U Shwe Maung Thar is a painter and he lives in Mrauk U. I met him the very first day I went out to see the sights. It was such a nice experience to talk to a random Myanmar person whose English was so decent. He is able not only to communicate smoothly but so knowledgeable and gold-hearted that just being around is a real pleasure. I made sure to spend with him some time each of my day in Mrauk U but at the same time didn’t want him to feel I am too absorbing, so would usually appeared there after sunset for a while or two. Sometimes it happened that we just met in the village by accident. And then I left it up to him on how much of his precious time he wanted to give me.
Once, it was just two days after the pagoda donation festival, it happened that I left my bike in front of one of pagodas. A small monk asked me if he can take a ride and I agreed. Spending quite a time in Myanmar I no longer locked my bike when leaving it unattended. People, mainly in villages, wouldn’t even think about taking your things. I remember, two years ago in Bagan I left my unwanted flipflops close to one of pagodas. They were still there after a few days and no – their condition was not that bad. But coming back to the bike situation – I was on the way to Shit Thaung pagoda when U Shwe Maung Thar waved at me from a motorbike and asked if I wanted to have coffee. I told him I would just take a photo and will join shortly. I met his friend there and we drank tea and coffee.
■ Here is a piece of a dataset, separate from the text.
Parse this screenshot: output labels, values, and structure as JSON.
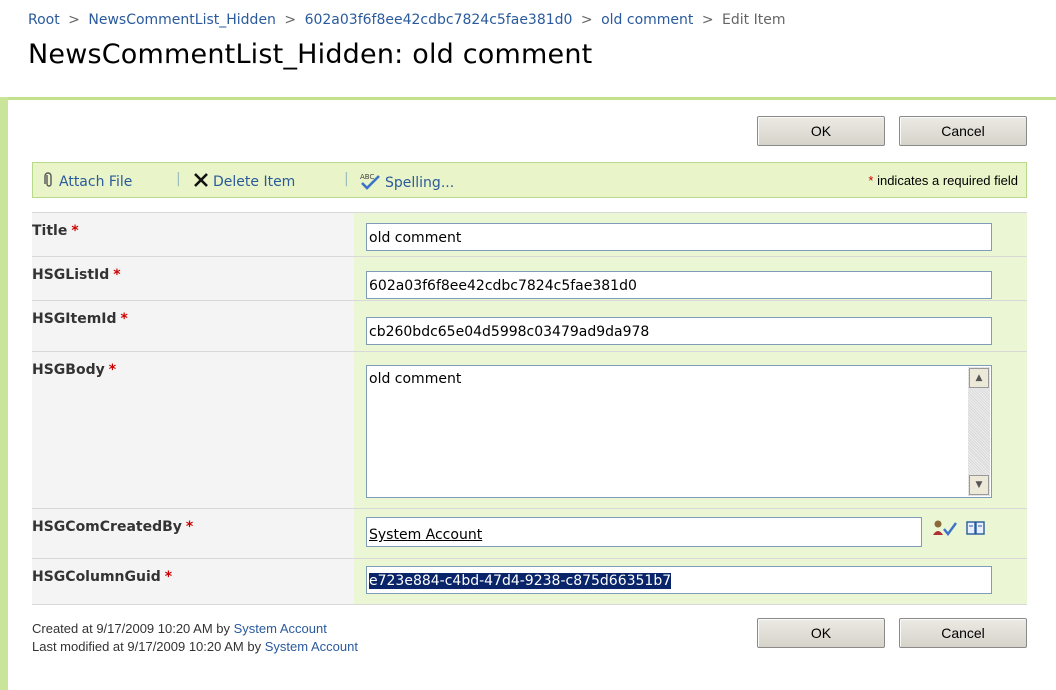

Afterwards, Ko Khine noticed that there is Char Tai, Arakan bamboo climbing game, and asked me if I wanted to see it. I did want.
Char Tai is a team game. There are as many teams as one wishes and 5-6 people in a team. The number of players per team depends on… the length of bamboo stick. The idea is that guys climb it to get the flag stuck on the top. They climb one by one forming a pyramid from their bodies – each steps on arms of his team partner. What makes it really difficult is the oil that is put in small holes in the upper part of the stick. The liquid comes off when the stick shakes under the weight and makes it really slippery. Amazing how much emotions the game reveals. It happened a few times that somebody was just about to catch the flag but for example his team partner standing on the ground turned out to be too weak to hold the whole group or one of the elements in the pyramid failed. Sometimes it last a few hours to complete the game and the longer, the more difficult as the guys are climbing it in the sun which makes them tired fast.
On the way back to Shit Thaung Pagoda I saw a boy riding my bike. Who cares! We left the pagoda and were on the way to U Shwe Maung Thar’s gallery. I was to pick up the bike on the way. When we approached the place, it turned out that there is no bike, no monk, no boy. My companion got angry. I told him that it was more probable that the guys just took the bike to have a ride. He was difficult to convince to wait and we went to the crowd where the game was still on. He told the people loudly what happened and by the time we got to the place where I left my bike (not more than 5 minutes), the bike was there, no monk, no boy. (The Myanmar adeveloped alternative ways of effective communications while they had no access to mobiles :)) I am still convinced nobody had bad intentions and it was just a coincident that the bike was not there before. It was such an attraction to the kids!